◆ SUPPLIED RECORDS ◆
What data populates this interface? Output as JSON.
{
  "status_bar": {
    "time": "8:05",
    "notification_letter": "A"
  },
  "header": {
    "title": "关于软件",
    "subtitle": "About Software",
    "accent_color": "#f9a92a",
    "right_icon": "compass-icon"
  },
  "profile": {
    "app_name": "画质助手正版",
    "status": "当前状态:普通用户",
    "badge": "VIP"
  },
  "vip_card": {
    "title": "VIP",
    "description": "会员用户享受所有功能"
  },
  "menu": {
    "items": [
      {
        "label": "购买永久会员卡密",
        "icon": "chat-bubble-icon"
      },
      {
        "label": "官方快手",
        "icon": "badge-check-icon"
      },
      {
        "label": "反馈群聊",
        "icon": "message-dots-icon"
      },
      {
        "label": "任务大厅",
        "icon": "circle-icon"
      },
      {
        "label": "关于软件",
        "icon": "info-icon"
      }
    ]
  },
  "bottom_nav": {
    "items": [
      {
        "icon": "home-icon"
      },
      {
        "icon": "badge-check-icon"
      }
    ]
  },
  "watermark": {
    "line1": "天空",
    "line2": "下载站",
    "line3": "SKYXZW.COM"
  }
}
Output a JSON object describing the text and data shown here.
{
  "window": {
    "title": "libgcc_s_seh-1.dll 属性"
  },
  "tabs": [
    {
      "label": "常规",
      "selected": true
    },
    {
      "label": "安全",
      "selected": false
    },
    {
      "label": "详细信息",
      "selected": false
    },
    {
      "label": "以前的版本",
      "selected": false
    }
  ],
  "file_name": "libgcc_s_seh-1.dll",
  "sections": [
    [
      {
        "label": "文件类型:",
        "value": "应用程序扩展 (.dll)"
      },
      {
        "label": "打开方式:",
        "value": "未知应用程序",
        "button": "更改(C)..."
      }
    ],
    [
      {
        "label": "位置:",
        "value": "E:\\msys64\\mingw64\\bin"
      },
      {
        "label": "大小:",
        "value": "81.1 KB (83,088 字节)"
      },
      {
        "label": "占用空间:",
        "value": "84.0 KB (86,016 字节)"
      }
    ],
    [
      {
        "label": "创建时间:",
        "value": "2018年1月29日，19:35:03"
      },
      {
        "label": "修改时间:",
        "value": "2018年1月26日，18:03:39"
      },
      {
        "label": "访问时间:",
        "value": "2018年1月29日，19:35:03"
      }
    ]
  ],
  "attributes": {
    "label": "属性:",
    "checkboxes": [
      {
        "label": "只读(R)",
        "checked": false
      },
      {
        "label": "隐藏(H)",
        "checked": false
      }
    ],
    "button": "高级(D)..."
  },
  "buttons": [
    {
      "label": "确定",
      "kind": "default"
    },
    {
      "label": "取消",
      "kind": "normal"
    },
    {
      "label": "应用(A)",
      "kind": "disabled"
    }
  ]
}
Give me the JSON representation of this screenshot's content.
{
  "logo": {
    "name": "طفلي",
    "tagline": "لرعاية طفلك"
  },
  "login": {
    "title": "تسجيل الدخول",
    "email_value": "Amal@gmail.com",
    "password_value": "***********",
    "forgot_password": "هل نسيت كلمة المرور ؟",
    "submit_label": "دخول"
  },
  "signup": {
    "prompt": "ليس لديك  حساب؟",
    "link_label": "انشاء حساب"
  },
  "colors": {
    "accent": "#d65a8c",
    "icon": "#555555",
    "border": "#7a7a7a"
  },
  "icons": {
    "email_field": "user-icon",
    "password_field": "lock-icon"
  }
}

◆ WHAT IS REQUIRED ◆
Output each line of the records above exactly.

◆ WRITTEN RESPONSE ◆
What data populates this interface? Output as JSON.
{
  "status_bar": {
    "time": "8:05",
    "notification_letter": "A"
  },
  "header": {
    "title": "关于软件",
    "subtitle": "About Software",
    "accent_color": "#f9a92a",
    "right_icon": "compass-icon"
  },
  "profile": {
    "app_name": "画质助手正版",
    "status": "当前状态:普通用户",
    "badge": "VIP"
  },
  "vip_card": {
    "title": "VIP",
    "description": "会员用户享受所有功能"
  },
  "menu": {
    "items": [
      {
        "label": "购买永久会员卡密",
        "icon": "chat-bubble-icon"
      },
      {
        "label": "官方快手",
        "icon": "badge-check-icon"
      },
      {
        "label": "反馈群聊",
        "icon": "message-dots-icon"
      },
      {
        "label": "任务大厅",
        "icon": "circle-icon"
      },
      {
        "label": "关于软件",
        "icon": "info-icon"
      }
    ]
  },
  "bottom_nav": {
    "items": [
      {
        "icon": "home-icon"
      },
      {
        "icon": "badge-check-icon"
      }
    ]
  },
  "watermark": {
    "line1": "天空",
    "line2": "下载站",
    "line3": "SKYXZW.COM"
  }
}
Output a JSON object describing the text and data shown here.
{
  "window": {
    "title": "libgcc_s_seh-1.dll 属性"
  },
  "tabs": [
    {
      "label": "常规",
      "selected": true
    },
    {
      "label": "安全",
      "selected": false
    },
    {
      "label": "详细信息",
      "selected": false
    },
    {
      "label": "以前的版本",
      "selected": false
    }
  ],
  "file_name": "libgcc_s_seh-1.dll",
  "sections": [
    [
      {
        "label": "文件类型:",
        "value": "应用程序扩展 (.dll)"
      },
      {
        "label": "打开方式:",
        "value": "未知应用程序",
        "button": "更改(C)..."
      }
    ],
    [
      {
        "label": "位置:",
        "value": "E:\\msys64\\mingw64\\bin"
      },
      {
        "label": "大小:",
        "value": "81.1 KB (83,088 字节)"
      },
      {
        "label": "占用空间:",
        "value": "84.0 KB (86,016 字节)"
      }
    ],
    [
      {
        "label": "创建时间:",
        "value": "2018年1月29日，19:35:03"
      },
      {
        "label": "修改时间:",
        "value": "2018年1月26日，18:03:39"
      },
      {
        "label": "访问时间:",
        "value": "2018年1月29日，19:35:03"
      }
    ]
  ],
  "attributes": {
    "label": "属性:",
    "checkboxes": [
      {
        "label": "只读(R)",
        "checked": false
      },
      {
        "label": "隐藏(H)",
        "checked": false
      }
    ],
    "button": "高级(D)..."
  },
  "buttons": [
    {
      "label": "确定",
      "kind": "default"
    },
    {
      "label": "取消",
      "kind": "normal"
    },
    {
      "label": "应用(A)",
      "kind": "disabled"
    }
  ]
}
Give me the JSON representation of this screenshot's content.
{
  "logo": {
    "name": "طفلي",
    "tagline": "لرعاية طفلك"
  },
  "login": {
    "title": "تسجيل الدخول",
    "email_value": "Amal@gmail.com",
    "password_value": "***********",
    "forgot_password": "هل نسيت كلمة المرور ؟",
    "submit_label": "دخول"
  },
  "signup": {
    "prompt": "ليس لديك  حساب؟",
    "link_label": "انشاء حساب"
  },
  "colors": {
    "accent": "#d65a8c",
    "icon": "#555555",
    "border": "#7a7a7a"
  },
  "icons": {
    "email_field": "user-icon",
    "password_field": "lock-icon"
  }
}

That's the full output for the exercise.